▸ **TASK**
Count how many lines below include the word "your". Answer with a number only.

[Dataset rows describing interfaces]
-------

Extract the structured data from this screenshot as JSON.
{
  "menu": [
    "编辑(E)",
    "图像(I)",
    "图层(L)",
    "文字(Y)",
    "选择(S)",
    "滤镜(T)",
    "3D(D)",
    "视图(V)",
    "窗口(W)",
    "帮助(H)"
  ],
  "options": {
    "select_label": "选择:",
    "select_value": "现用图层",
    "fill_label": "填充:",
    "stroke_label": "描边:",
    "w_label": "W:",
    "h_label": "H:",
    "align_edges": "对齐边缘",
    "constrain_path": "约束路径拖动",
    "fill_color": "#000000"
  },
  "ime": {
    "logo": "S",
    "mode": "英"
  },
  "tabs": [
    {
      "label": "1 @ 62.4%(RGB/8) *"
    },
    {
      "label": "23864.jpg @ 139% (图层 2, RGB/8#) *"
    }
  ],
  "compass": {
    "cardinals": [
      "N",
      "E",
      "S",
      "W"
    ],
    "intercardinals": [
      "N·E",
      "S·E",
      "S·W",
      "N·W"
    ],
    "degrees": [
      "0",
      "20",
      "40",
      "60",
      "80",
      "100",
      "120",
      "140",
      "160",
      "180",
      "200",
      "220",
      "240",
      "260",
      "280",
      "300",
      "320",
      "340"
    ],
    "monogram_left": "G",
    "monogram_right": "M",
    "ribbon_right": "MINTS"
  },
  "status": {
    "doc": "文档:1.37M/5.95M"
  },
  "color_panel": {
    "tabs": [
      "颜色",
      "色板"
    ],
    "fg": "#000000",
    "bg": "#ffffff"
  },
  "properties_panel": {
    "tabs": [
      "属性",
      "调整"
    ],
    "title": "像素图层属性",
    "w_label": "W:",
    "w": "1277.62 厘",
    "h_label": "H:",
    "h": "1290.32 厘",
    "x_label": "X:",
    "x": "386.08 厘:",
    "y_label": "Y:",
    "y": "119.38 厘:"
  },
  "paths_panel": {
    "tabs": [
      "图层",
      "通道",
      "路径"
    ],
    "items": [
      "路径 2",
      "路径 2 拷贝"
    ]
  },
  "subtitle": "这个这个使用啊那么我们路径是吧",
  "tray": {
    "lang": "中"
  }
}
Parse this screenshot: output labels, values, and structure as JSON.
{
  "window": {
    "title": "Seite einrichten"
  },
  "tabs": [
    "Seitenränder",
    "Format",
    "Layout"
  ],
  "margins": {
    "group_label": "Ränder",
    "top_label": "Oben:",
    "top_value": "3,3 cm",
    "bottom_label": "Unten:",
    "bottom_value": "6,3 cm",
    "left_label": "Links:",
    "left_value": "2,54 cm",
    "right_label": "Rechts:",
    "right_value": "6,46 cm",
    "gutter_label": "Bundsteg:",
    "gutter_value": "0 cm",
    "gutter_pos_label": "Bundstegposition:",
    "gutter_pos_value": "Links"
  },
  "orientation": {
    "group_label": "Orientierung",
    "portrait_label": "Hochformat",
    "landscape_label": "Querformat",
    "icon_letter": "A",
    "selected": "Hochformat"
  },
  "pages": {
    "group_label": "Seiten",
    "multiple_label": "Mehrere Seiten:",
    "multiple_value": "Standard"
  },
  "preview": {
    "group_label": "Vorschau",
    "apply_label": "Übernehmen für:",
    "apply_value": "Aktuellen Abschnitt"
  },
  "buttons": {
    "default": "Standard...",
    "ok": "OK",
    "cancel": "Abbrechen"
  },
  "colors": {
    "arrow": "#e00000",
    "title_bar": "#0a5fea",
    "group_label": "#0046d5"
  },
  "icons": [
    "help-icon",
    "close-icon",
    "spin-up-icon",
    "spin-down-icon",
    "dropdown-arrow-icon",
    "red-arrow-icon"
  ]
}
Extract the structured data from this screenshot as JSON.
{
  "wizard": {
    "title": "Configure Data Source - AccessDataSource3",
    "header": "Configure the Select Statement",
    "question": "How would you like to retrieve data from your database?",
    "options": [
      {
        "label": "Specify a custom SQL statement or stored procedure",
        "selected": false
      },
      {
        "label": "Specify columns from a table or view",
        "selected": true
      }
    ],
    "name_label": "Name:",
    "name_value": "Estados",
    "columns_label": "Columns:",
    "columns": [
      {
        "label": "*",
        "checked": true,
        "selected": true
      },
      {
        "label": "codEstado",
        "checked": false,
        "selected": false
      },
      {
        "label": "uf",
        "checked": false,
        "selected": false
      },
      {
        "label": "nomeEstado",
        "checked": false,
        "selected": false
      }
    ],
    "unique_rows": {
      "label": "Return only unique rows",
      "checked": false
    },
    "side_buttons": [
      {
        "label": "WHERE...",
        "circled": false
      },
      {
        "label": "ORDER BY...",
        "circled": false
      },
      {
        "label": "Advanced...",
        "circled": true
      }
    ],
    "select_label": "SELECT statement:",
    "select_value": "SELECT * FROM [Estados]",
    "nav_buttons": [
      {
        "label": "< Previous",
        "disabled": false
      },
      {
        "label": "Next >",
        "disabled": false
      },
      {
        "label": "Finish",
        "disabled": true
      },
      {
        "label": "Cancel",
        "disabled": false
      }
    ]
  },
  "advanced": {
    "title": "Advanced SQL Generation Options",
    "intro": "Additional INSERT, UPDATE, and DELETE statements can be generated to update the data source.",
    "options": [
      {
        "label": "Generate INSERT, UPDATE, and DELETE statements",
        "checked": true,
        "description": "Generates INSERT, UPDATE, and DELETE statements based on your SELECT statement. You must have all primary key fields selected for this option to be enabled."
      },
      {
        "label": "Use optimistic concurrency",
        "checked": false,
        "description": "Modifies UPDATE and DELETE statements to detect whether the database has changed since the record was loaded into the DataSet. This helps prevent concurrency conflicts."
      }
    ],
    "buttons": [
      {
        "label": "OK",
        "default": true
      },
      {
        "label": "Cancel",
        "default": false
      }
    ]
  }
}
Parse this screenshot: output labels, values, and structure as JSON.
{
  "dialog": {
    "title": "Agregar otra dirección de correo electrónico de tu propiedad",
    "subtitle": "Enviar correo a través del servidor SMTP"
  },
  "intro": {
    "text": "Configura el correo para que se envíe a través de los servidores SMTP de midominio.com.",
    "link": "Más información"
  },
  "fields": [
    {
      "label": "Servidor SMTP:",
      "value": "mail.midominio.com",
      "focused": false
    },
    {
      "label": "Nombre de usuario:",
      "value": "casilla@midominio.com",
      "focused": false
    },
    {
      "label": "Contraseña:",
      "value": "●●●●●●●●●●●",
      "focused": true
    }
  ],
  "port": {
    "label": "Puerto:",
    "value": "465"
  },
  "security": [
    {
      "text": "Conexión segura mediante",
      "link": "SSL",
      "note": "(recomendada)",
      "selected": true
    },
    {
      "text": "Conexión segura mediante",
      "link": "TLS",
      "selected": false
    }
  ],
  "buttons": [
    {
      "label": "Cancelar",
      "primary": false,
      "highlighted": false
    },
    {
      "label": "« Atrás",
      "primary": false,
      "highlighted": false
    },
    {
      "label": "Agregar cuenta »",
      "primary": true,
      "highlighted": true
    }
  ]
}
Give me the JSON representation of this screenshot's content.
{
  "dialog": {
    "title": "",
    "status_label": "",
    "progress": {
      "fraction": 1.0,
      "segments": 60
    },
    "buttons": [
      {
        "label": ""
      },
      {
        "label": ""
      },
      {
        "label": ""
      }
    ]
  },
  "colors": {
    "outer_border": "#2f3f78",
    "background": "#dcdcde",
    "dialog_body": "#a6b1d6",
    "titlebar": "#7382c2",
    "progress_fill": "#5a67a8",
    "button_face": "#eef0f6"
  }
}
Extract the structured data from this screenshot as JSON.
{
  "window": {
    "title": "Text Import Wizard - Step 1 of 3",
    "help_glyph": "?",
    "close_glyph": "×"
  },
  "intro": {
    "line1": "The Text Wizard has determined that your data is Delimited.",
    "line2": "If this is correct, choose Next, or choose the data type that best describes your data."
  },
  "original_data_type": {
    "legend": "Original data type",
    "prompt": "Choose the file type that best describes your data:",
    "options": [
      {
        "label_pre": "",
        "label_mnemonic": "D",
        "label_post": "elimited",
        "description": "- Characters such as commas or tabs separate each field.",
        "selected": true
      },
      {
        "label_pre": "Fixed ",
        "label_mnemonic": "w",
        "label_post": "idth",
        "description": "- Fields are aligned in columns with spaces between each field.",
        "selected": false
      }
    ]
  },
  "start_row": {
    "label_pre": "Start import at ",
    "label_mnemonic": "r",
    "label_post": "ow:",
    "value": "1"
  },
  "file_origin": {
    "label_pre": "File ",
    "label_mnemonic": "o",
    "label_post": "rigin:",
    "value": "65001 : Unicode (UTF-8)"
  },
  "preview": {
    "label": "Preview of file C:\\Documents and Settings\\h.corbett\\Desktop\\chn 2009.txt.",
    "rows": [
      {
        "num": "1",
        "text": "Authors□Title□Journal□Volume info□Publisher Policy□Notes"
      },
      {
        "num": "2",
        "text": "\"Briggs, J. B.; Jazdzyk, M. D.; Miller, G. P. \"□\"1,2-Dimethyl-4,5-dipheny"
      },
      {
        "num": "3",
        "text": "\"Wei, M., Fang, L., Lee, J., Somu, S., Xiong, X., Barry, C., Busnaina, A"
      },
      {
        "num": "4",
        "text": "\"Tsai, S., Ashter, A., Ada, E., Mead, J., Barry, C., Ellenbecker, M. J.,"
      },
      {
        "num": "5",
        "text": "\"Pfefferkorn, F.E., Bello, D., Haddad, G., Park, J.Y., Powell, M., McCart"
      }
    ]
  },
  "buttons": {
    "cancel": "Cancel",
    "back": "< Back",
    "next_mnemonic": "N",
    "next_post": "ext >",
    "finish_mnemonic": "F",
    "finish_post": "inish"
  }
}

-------

▸ **SOLUTION**
5